I always stress the importance of service to your local/state/regional associations (and your own library and/or local institution, but that should go without saying!). It might almost seem backwards, but being involved in the ALA NMRT helped me become more involved with my state association, the Tennessee Library Association.

If you take my advice and are geographically flexible (see below), you might find yourself living in several different states over time. Being involved in a national organization, where much of the work and communication is done online, is a sturdy and stable anchor. Then, once I was more settled in a particular place, I was able to start contributing in important ways to my own state's library association.

What do you do for fun when you're not librarianing?

Spending time with my spouse.

Do you have any advice for NMRT members who are current students or recent graduates?

I have a few suggestions that I always make:

1. Get involved and stay involved in your state and regional library associations. Immediately. Right now, if you aren't already. Don't look past them for ALA. ALA and the NMRT are good, but you should also be making an impact in your own state and region. Likely, you'll be able to make the most significant and immediate impact in your state/regional association.

Always make your involvement a targeted involvement. Just with any organization, don't just join, sit back, and think you're done. You get out what you put in, and people will recognize that you're a member that contributes if you volunteer for committees, and then, actually do contribute in meaningful and substantial ways.

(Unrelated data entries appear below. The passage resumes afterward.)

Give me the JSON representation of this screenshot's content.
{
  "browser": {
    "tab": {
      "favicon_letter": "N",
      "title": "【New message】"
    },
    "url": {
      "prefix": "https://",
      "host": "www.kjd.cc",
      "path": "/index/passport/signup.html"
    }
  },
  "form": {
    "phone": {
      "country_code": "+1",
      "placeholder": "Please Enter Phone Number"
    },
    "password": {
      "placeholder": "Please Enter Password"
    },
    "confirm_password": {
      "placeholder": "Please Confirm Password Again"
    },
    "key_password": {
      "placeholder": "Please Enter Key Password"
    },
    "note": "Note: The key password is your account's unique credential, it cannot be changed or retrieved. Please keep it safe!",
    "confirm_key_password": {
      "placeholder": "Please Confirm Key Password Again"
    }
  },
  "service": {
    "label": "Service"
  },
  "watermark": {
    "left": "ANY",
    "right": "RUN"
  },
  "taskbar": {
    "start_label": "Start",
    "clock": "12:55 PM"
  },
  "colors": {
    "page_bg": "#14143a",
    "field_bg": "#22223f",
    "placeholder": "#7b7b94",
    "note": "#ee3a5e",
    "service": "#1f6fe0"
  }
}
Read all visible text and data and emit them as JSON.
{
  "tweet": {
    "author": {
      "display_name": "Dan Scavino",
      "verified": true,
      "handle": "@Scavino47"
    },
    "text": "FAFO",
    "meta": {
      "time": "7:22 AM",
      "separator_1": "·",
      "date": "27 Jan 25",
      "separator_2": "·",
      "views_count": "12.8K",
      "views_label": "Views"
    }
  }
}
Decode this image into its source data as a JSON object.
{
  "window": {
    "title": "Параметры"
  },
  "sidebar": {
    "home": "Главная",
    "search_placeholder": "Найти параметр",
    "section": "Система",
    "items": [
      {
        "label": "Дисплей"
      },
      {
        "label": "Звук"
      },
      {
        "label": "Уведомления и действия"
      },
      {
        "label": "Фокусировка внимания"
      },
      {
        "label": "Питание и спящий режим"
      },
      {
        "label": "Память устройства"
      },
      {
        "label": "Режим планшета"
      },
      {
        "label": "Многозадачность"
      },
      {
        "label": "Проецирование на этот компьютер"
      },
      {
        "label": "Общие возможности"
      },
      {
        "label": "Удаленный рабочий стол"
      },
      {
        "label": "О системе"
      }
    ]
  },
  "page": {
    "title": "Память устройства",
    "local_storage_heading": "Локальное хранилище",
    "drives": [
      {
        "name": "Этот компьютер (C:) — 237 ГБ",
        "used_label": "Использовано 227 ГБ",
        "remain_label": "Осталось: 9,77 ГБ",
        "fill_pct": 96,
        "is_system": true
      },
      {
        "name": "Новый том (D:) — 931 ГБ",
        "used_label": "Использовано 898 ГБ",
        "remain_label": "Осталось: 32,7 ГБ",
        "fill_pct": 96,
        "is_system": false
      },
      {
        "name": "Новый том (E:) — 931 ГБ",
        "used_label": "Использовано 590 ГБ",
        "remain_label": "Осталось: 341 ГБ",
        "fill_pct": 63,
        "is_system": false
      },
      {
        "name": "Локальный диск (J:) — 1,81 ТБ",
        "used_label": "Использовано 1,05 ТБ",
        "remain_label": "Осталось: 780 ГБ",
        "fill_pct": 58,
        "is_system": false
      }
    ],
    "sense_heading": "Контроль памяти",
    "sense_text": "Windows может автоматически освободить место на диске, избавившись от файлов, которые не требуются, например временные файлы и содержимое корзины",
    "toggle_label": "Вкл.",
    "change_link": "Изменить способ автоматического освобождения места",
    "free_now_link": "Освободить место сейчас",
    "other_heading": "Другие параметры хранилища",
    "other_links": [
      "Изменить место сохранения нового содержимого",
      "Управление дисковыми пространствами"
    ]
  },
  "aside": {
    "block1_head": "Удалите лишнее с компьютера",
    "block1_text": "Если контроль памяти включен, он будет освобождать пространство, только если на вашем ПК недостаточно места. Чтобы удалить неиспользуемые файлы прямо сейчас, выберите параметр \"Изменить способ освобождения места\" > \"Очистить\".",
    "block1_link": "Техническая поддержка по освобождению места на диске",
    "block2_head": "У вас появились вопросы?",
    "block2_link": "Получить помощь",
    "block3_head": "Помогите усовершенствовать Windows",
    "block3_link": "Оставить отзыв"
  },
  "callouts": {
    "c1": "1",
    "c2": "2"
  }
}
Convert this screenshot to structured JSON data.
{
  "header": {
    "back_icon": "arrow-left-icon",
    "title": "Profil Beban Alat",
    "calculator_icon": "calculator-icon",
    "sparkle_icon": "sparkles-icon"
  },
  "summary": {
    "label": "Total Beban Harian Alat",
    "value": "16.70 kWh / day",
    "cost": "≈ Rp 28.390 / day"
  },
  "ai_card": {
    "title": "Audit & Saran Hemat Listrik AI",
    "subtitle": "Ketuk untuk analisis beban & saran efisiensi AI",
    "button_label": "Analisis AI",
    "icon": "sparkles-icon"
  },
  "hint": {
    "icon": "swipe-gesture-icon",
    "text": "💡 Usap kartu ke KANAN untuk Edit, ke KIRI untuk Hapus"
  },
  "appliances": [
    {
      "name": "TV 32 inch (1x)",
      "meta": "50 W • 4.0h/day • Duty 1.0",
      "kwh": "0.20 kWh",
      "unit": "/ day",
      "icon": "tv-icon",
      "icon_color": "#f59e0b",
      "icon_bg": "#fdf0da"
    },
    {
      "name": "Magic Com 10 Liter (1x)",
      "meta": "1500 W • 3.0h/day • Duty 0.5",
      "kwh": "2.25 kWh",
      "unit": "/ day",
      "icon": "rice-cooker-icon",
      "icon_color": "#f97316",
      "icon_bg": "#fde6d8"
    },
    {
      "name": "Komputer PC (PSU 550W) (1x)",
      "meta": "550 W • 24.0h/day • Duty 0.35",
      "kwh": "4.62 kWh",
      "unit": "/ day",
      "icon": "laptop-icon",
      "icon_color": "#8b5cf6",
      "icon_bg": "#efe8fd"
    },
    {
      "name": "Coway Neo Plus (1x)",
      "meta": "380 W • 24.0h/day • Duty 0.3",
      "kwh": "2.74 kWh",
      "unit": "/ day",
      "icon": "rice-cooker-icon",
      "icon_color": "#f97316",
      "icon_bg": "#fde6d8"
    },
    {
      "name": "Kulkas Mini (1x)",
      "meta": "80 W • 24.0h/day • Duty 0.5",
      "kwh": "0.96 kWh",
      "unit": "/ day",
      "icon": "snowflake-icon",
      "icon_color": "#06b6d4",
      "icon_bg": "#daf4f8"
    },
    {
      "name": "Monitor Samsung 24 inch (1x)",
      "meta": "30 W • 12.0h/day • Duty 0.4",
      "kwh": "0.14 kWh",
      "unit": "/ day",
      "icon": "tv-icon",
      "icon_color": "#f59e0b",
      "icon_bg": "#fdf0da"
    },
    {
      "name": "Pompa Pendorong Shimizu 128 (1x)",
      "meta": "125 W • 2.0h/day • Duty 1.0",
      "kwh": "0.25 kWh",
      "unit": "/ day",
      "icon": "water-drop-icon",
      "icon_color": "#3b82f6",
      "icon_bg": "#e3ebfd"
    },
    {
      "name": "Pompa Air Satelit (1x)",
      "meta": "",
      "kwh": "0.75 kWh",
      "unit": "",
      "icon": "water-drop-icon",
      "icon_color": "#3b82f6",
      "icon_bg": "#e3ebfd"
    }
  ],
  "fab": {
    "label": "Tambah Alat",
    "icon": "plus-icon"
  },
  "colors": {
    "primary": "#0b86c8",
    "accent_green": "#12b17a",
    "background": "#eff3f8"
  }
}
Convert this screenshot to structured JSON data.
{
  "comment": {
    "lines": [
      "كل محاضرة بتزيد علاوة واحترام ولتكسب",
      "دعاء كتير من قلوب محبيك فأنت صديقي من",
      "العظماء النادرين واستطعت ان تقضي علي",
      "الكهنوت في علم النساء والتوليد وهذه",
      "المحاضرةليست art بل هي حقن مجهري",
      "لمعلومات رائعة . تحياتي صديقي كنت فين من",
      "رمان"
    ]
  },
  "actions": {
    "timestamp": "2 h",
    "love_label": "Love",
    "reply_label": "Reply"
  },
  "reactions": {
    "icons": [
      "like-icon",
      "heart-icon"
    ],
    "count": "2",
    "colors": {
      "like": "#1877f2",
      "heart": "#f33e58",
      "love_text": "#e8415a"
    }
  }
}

You will likely feel a stronger connection to your fellow members because you might actually interact with them far more regularly. I find it extremely rewarding being involved in the Tennessee Library Association, more so than any other organization I've been a part of. If you 'think local,' you're likely to find rewarding experiences, people that are passionate about the profession and the people they serve, and better opportunities to make a greater impact in your own area.

2. Improve your writing skills and gain some experience publishing by writing book (or other media) reviews. It is very likely that your state and regional associations have publications that you can submit to, as well as Footnotes and Endnotes, have publishing opportunities. Reviews like this are a natural fit for librarians.

3. Be geographically flexible in your job hunt. You're not looking for the perfect job, you're looking for a good fit for right now.

The other piece of advice related to jobs is to join listservs that have job announcements and keep up to date on library job websites. I won't plug any particular site, but there are some major ones out there.

What's your secret passion?

If I answered that, it wouldn't be a secret. And, if it's a passion, it's likely not a secret.